▶ **What the task requires**
In the data below, locate each line with the word "number" and list it.

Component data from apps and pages
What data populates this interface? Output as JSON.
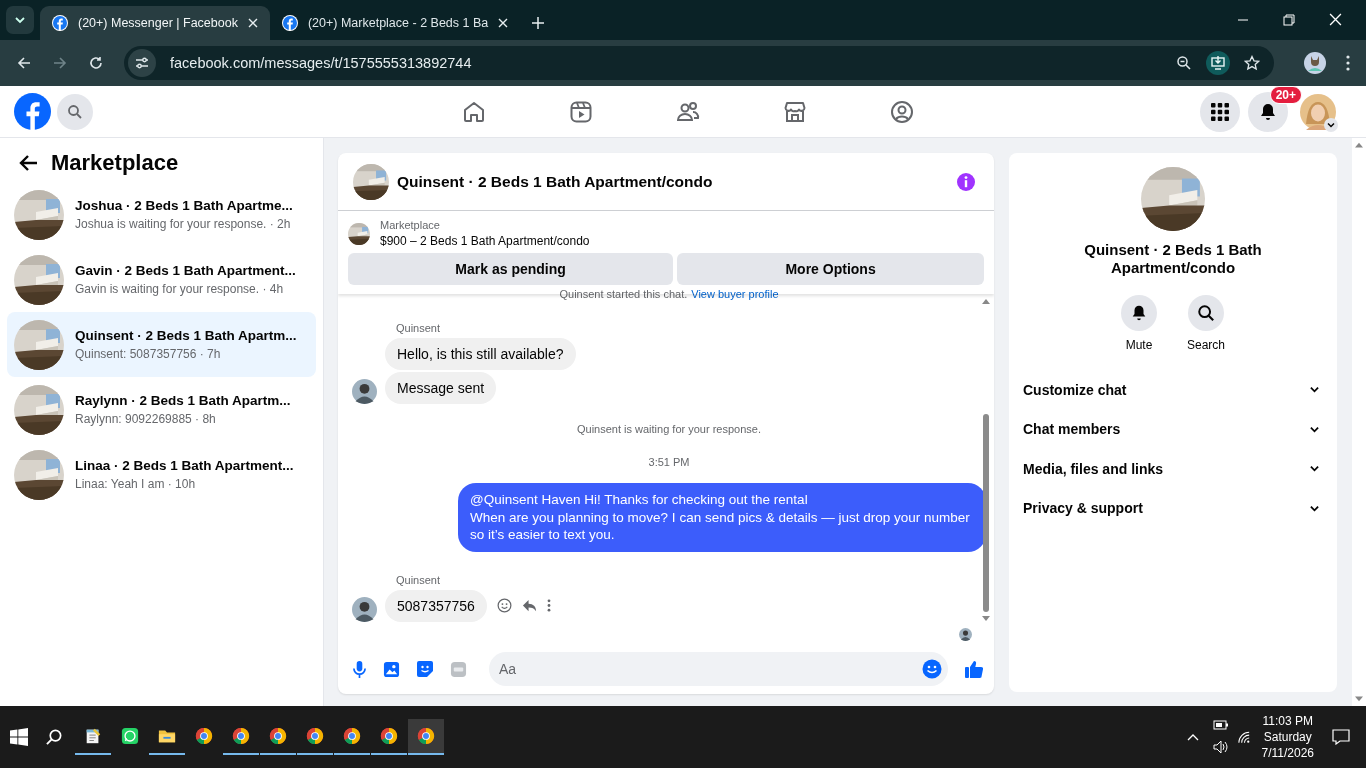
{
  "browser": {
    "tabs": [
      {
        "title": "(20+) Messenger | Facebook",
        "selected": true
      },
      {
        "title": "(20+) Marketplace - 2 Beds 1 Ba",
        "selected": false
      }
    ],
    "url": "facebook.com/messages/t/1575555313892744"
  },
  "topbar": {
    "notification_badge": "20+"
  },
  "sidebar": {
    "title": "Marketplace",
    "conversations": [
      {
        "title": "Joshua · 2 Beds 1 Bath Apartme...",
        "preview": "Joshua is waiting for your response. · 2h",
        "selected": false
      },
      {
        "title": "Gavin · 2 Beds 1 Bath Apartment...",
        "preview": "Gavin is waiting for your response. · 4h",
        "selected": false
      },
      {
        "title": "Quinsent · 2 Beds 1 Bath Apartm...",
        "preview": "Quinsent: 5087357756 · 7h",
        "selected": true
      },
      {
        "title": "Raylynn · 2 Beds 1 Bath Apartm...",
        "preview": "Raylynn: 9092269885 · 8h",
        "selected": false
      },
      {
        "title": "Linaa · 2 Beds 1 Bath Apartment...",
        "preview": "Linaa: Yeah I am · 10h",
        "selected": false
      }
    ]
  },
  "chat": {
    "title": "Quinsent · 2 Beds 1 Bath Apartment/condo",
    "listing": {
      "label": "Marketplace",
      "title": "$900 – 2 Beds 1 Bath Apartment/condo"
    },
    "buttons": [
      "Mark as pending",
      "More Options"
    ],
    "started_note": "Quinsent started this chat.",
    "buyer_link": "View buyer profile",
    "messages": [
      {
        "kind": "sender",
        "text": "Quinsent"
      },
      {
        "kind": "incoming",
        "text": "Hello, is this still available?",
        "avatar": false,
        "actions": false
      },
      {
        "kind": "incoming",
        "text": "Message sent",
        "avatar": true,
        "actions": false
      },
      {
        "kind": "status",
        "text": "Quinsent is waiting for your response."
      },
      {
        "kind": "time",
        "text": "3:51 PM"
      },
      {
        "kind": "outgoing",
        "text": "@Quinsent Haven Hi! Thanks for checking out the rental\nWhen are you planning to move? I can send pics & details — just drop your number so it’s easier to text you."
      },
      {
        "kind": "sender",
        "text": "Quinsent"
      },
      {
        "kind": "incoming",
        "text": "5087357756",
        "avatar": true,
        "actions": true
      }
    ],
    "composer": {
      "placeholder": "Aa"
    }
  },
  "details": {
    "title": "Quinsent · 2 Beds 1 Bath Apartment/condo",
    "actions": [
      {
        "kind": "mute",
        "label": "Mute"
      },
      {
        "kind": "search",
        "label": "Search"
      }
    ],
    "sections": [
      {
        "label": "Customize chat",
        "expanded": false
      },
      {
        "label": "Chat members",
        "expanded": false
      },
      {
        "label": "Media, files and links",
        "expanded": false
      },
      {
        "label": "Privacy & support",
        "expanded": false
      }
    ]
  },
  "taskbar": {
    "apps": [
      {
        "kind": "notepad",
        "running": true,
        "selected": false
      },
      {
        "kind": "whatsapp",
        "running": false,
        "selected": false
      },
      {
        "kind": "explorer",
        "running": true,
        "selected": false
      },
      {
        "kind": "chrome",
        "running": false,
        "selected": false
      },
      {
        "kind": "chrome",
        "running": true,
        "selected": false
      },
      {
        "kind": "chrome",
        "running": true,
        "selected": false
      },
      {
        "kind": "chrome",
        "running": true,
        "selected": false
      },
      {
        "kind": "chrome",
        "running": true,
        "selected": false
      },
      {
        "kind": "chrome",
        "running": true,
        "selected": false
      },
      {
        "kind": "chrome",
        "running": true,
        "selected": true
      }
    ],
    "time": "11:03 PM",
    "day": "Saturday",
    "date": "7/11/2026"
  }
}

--

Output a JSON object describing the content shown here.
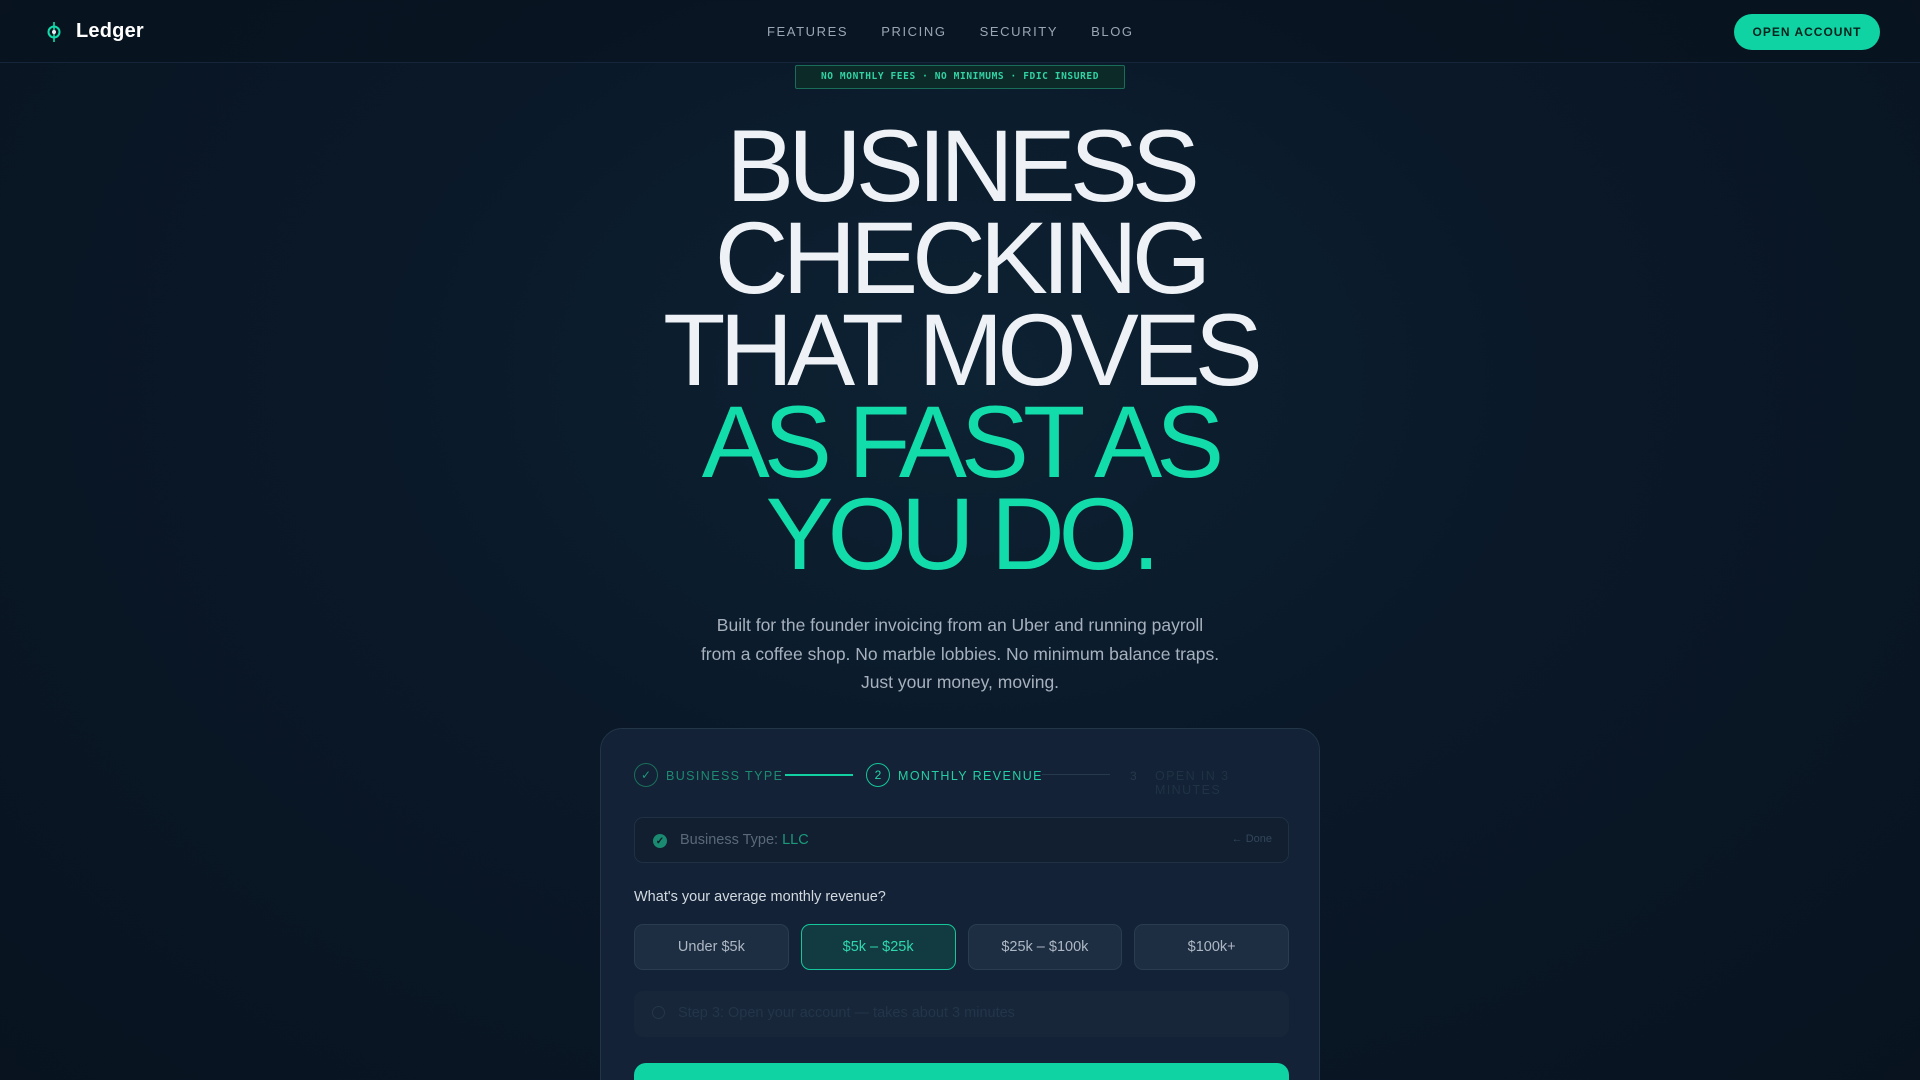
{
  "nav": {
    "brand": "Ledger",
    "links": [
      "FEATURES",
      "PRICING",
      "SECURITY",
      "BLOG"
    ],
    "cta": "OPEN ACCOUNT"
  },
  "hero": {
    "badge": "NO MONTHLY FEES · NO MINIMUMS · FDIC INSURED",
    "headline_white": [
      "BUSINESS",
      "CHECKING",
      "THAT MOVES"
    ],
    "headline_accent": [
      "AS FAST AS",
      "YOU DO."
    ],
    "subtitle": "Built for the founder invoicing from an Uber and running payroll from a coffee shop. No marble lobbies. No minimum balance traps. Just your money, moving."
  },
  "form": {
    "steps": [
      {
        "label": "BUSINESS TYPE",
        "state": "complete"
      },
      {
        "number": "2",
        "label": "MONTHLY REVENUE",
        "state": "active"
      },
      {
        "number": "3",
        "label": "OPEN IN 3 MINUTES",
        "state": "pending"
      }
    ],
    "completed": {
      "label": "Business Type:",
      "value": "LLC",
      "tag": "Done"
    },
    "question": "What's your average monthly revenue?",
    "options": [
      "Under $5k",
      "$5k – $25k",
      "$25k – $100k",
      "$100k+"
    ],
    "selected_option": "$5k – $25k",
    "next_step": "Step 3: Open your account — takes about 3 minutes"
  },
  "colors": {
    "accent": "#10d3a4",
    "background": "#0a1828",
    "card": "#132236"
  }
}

▶ **Response area**
        "text": "@Quinsent Haven Hi! Thanks for checking out the rental\nWhen are you planning to move? I can send pics & details — just drop your number so it’s easier to text you."
        "number": "2",
        "number": "3",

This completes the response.